Based on this study, here are three ways in which managers can increase their productivity and assume control of
Manage demands. Line managers who proactively monitor their daily tasks and the time required to complete them usually meet their supervisor’s expectations and are thus able to take initiative, meet strategic goals and broaden their skill sets as opposed to spending time solving routine problems. Learning to say ‘no’ when your hands are full is an important first step.
Generate resources. With resources mostly being a scarcity, proactive managers devise inventive strategies for circumventing budget and resource constraints, avoiding a boxed-in, ‘can’t do’ work ethic. This is best achieved by mapping out alternative strategies, making trade-offs between resources, quality of work produced and time limitations when required, and occasionally breaking rules to complete assignments within deadlines.
Recognise possibilities. Instead of focusing on individual, day to day and repetitive tasks, managers should acquire an understanding of the organisation’s overall business strategy and functions. This is best accomplished by developing expertise in specific areas and then understanding how each function ‘fits into’ and contributes to business operations, enabling them to come up with a variety of innovative approaches to resolve issues and overcome challenges. Developing an all-round view of the business helps managers in contributing at a much higher level, thus expanding their domain.
– Leon Menezes
The writer is a senior HR practitioner, professor-of-practice and an executive coach.
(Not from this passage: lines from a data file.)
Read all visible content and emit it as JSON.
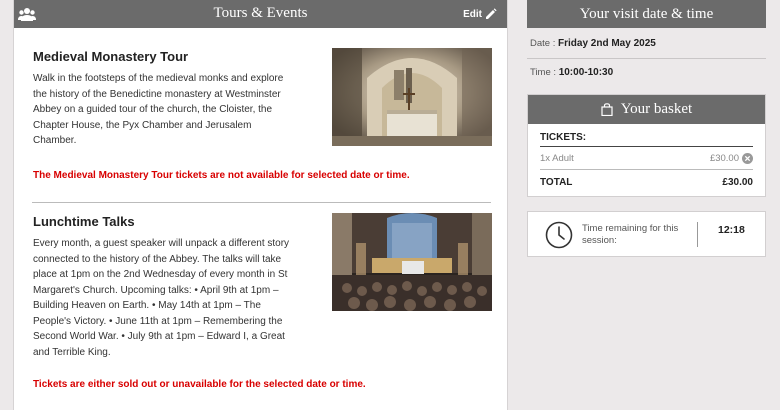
{
  "tours_panel": {
    "title": "Tours & Events",
    "edit_label": "Edit"
  },
  "events": [
    {
      "title": "Medieval Monastery Tour",
      "description": "Walk in the footsteps of the medieval monks and explore the history of the Benedictine monastery at Westminster Abbey on a guided tour of the church, the Cloister, the Chapter House, the Pyx Chamber and Jerusalem Chamber.",
      "availability": "The Medieval Monastery Tour tickets are not available for selected date or time."
    },
    {
      "title": "Lunchtime Talks",
      "description": "Every month, a guest speaker will unpack a different story connected to the history of the Abbey. The talks will take place at 1pm on the 2nd Wednesday of every month in St Margaret's Church. Upcoming talks: • April 9th at 1pm – Building Heaven on Earth. • May 14th at 1pm – The People's Victory. • June 11th at 1pm – Remembering the Second World War. • July 9th at 1pm – Edward I, a Great and Terrible King.",
      "availability": "Tickets are either sold out or unavailable for the selected date or time."
    }
  ],
  "visit": {
    "title": "Your visit date & time",
    "date_label": "Date :",
    "date_value": "Friday 2nd May 2025",
    "time_label": "Time :",
    "time_value": "10:00-10:30"
  },
  "basket": {
    "title": "Your basket",
    "tickets_heading": "TICKETS:",
    "items": [
      {
        "label": "1x Adult",
        "price": "£30.00"
      }
    ],
    "total_label": "TOTAL",
    "total_value": "£30.00"
  },
  "session_timer": {
    "label": "Time remaining for this session:",
    "value": "12:18"
  },
  "colors": {
    "header_bg": "#6b6b6b",
    "warning": "#d80000",
    "page_bg": "#ece9ea"
  }
}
First published in the Careers Section of the National Weekend Advertiser on July 20, 2014.